  • Extending the General Anti-Abuse Rule to NICs reinforcing the government's commitment to tackle abusive avoidance
  • Strengthening legislation to prevent the use of offshore employment payroll companies (intermediaries to avoid employer NICs)
  • Removing the presumption for self-employment for limited liability partnership members

The British Chamber of Commerce stated the new Employment Allowance would help their smallest companies take on staff and "give many businesses an important boost of confidence."

The Bill was presented to the House of Commons on 14 October 2013.

The National Insurance Contributions Bill received its second reading on 4 November 2013, with MPs unanimously approving the legislation to pass it on to committee stage. Among its provisions, the Bill contains legislation for the Employment Allowance which, from next April would give businesses and charities a £2,000 reduction off their National Insurance Contributions bill. Labour welcomed the proposals but said they would closely scrutinize its implementation, particularly the administering of the business tax reduction. 

The first day of committee took place on 19 November 2013. The committee heard oral evidence from witnesses including the Federation of Small Businesses, Institute for Fiscal Studies, Financial Conduct Authority and the Treasury.  In the second day of committee (21 November 2013), the committee considered clauses 1-20 and schedules 1-2 of the Bill. All of which, were agreed to. The Bill was reported without amendments.

The National Insurance (Contributions) Bill had its report stage and third reading on 10 December 2013, before passing to the House of Lords.

The government, following the announcements made in the autumn statement, introduced a new clause 3 which meant that employers employing workers under the age of 21 would no longer have to pay employers' class 1 national insurance contributions.

This was supported largely by the Opposition, but they had qualms over the timing of implementation, and an amendment relating to this was defeated. The government also introduced a series of technical amendments relating to limited liability partnerships and alternative investment fund managers, and removed clauses 12 and 13 from the Bill.

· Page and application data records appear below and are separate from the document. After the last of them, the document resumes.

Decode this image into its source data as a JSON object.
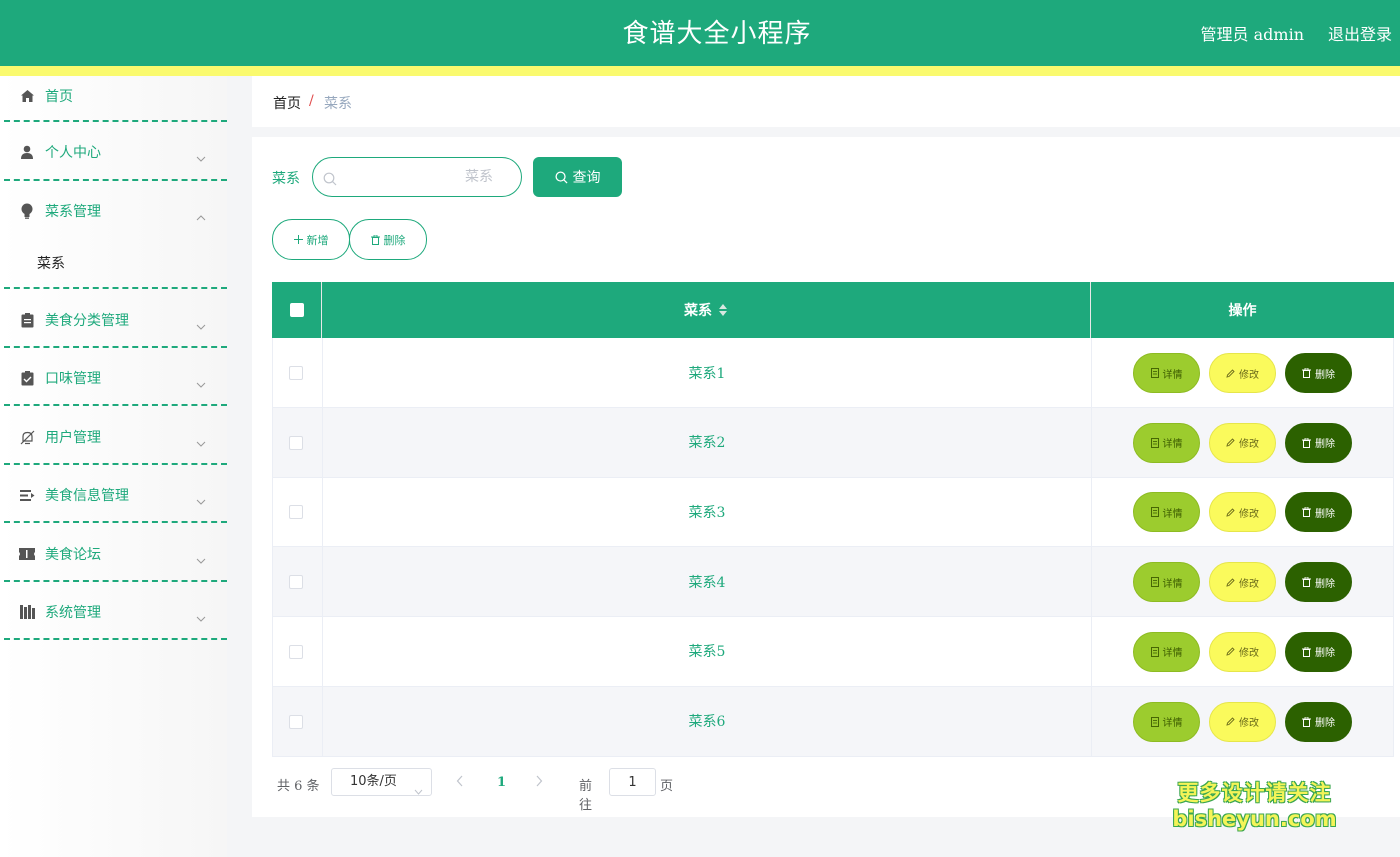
{
  "header": {
    "title": "食谱大全小程序",
    "user": "管理员 admin",
    "logout": "退出登录"
  },
  "sidebar": {
    "items": [
      {
        "label": "首页",
        "icon": "home-icon"
      },
      {
        "label": "个人中心",
        "icon": "user-icon"
      },
      {
        "label": "菜系管理",
        "icon": "lightbulb-icon",
        "expanded": true,
        "children": [
          {
            "label": "菜系"
          }
        ]
      },
      {
        "label": "美食分类管理",
        "icon": "clipboard-icon"
      },
      {
        "label": "口味管理",
        "icon": "checklist-icon"
      },
      {
        "label": "用户管理",
        "icon": "bell-off-icon"
      },
      {
        "label": "美食信息管理",
        "icon": "list-icon"
      },
      {
        "label": "美食论坛",
        "icon": "ticket-icon"
      },
      {
        "label": "系统管理",
        "icon": "books-icon"
      }
    ]
  },
  "breadcrumb": {
    "home": "首页",
    "separator": "/",
    "current": "菜系"
  },
  "search": {
    "label": "菜系",
    "placeholder": "菜系",
    "value": "",
    "button": "查询"
  },
  "actions": {
    "add": "新增",
    "delete": "删除"
  },
  "table": {
    "columns": [
      "菜系",
      "操作"
    ],
    "rows": [
      {
        "name": "菜系1"
      },
      {
        "name": "菜系2"
      },
      {
        "name": "菜系3"
      },
      {
        "name": "菜系4"
      },
      {
        "name": "菜系5"
      },
      {
        "name": "菜系6"
      }
    ],
    "row_actions": {
      "detail": "详情",
      "edit": "修改",
      "delete": "删除"
    }
  },
  "pagination": {
    "total": "共 6 条",
    "page_size": "10条/页",
    "current_page": "1",
    "goto_label": "前往",
    "goto_value": "1",
    "page_suffix": "页"
  },
  "watermark": {
    "line1": "更多设计请关注",
    "line2": "bisheyun.com"
  },
  "colors": {
    "primary": "#1ea97c",
    "strip": "#fafa6e",
    "detail": "#9ccc2e",
    "edit": "#fafa5c",
    "delete": "#2c6100"
  }
}
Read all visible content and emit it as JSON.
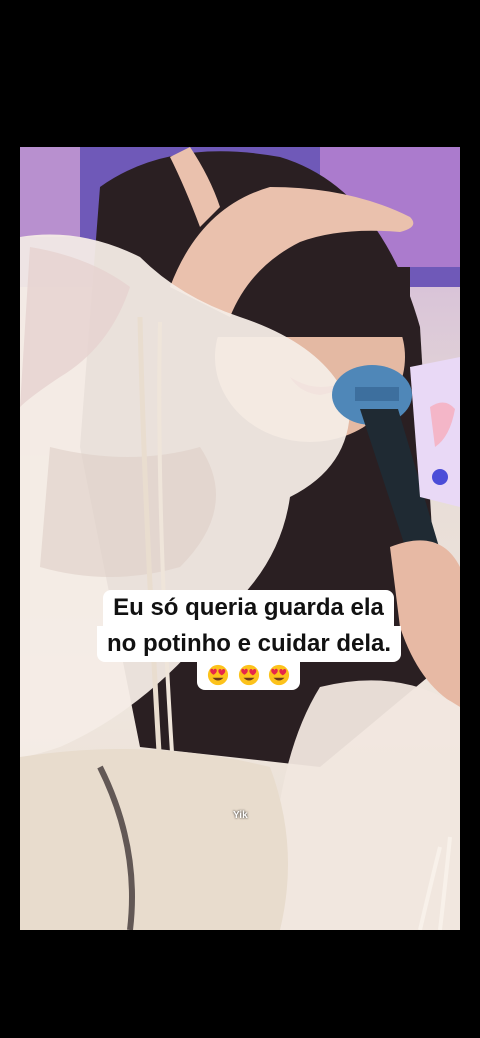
{
  "caption": {
    "line1": "Eu só queria guarda ela",
    "line2": "no potinho e cuidar dela."
  },
  "emojis": [
    "heart-eyes-icon",
    "heart-eyes-icon",
    "heart-eyes-icon"
  ],
  "watermark": "Yik",
  "colors": {
    "background": "#000000",
    "caption_bg": "#ffffff",
    "caption_text": "#111111",
    "stage_purple": "#8a6fc2"
  }
}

The House of Lords first reading took place on 11 December 2013. The Bill was brought from the Commons, read a first time and ordered to be printed.

The second reading for the Bill was held on 7 January 2014. After a short debate, the Bill was passed to a Grand Committee.

The committee stage for the Bill took place on 23 January 2014. Opposition attempts to put a duty on government to provide post-implementation reviews on the impact on jobs, youth unemployment and wages levels were withdrawn after government assurances in committee stage on Thursday.

Whilst the Bill was reported without amendment, the opposition did press the government on the effectiveness of anti-tax avoidance measures.

The report stage was scheduled to be held on 10 February 2014. However, the report was received without debate and subsequently, the Bill was passed to the third reading stage.

The House of Lords third reading stage took place on 25 February 2014. The Bill was passed without debate.